Sikhote-Alin was far below bus-sized when it stopped ablating and it shattered into shrapnel that slowed to terminal velocity in the atmosphere, but it still made more than 100 craters, the largest one more than 100 feet across.

So bus-sized when reaching the ground, I’m going to guess a speed measured in thousands of miles per hour and a crater diameter of a couple of thousand feet. Kill radius from overpressure and shrapnel? Another guess but I wouldn’t want to be within a couple of miles at least.

I suppose it helps if the object is solid and dense, maybe a highly homogeneous lump of iron. Coming in at a steep angle so it does not cross a lot of atmosphere.

Meteor Crater in Arizona is attributed to an iron impactor 30 to 50 meters in diameter, which by square/cube law would make for considerably more mass than something bus-sized (most standard buses are roughly 13 meters long). Estimated by that writer as equivalent to a 20-40 MT nuke. Considering that we have seen in practice what even 0.2 MT can do, yeah, you don’t want to be anywhere near there when something that size hits at still-astronomical speed, either.

The largest fragment of the Campo del Cielo impact field, the Gencedo meteorite, I would say is about 1/10 - 1/20 of a “bus size”. The biggest crater from that impact field is 115x91 m. I don’t know if that largest fragment found made the largest crater, but several other craters there are > 50m across. And those meteorites impacted in thick loess, not hard ground, which is not generally where most cities are built.

Suffice to say, I think it will be a bad day for more than a few city blocks. Square-cube law being what it is, as mentioned, is gonna mean a bad day for pretty much the whole city, I think.

Making a rough estimate, I’d say that if every known meteorite on Earth couldn’t fit inside the volume of one bus/shipping container, then they could definitely fit in two.

What would happen if it hit the middle of the ocean? Or, close to shore? Or the middle of a Great Lake? Would it create damaging waves? Maybe if it were close enough to shore to hit bottom with plenty of energy it would cause problems?

An ocean impact could be a lot more devastating than a land impact. Envision if you will that bus-sized chunk of iron landing in the North Sea. In addition, I think all that vaporized sea water and sea floor getting pitched into the atmosphere would do a number on climate change.

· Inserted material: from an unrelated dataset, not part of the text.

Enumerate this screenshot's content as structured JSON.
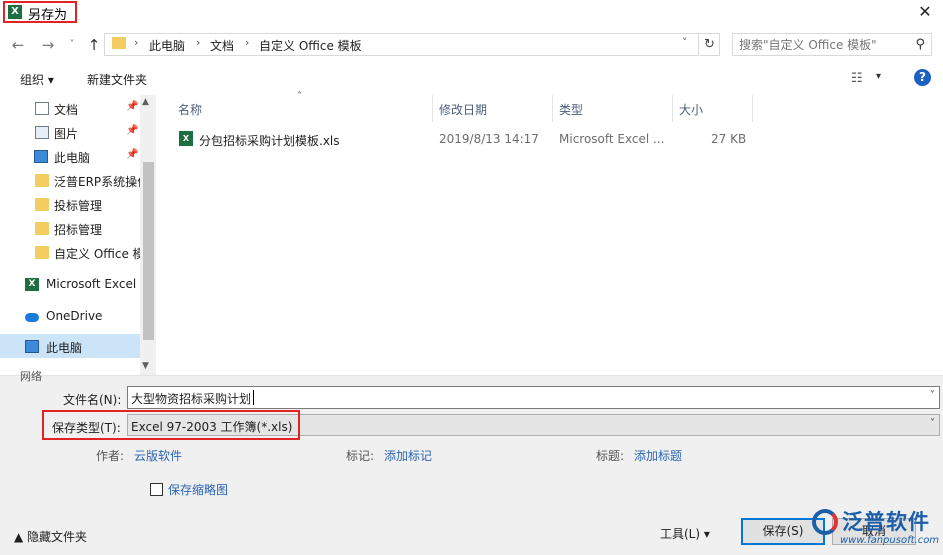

Nah. Way too small to much notice in a large body of water.

The Chelyabinsk meteor that exploded over Russia in 2013 was about the size of a bus (20 m or 66 feet). It made a loud bang, blew out a bunch of windows and scared the crap out of a lot of Russians.

I guess it would need to be a bit bigger to still be bus-sized when it struck the Earth, but I imagine if it did, it would be like a small atom bomb.

Due to its high velocity and shallow angle of atmospheric entry, the object exploded in an air burst over Chelyabinsk Oblast, at a height of around 29.7 km (18.5 mi; 97,000 ft)

One would think had it entered the atmosphere at a much more direct angle …

It still would have blown up in the air, but probably closer to the ground. The thing is, most asteroids are loose conglomerations of rock with all kinds of internal voids and fractures. That comes from the fact that they’ve been playing a mean game of bumpercars out there for billions of years. So it makes them rather fragile and the stresses of entering the atmosphere are enough to cause them to self-desctruct. There are some made of nickel-iron and those are less fragile. But only a small fraction of rocks are nickel-iron.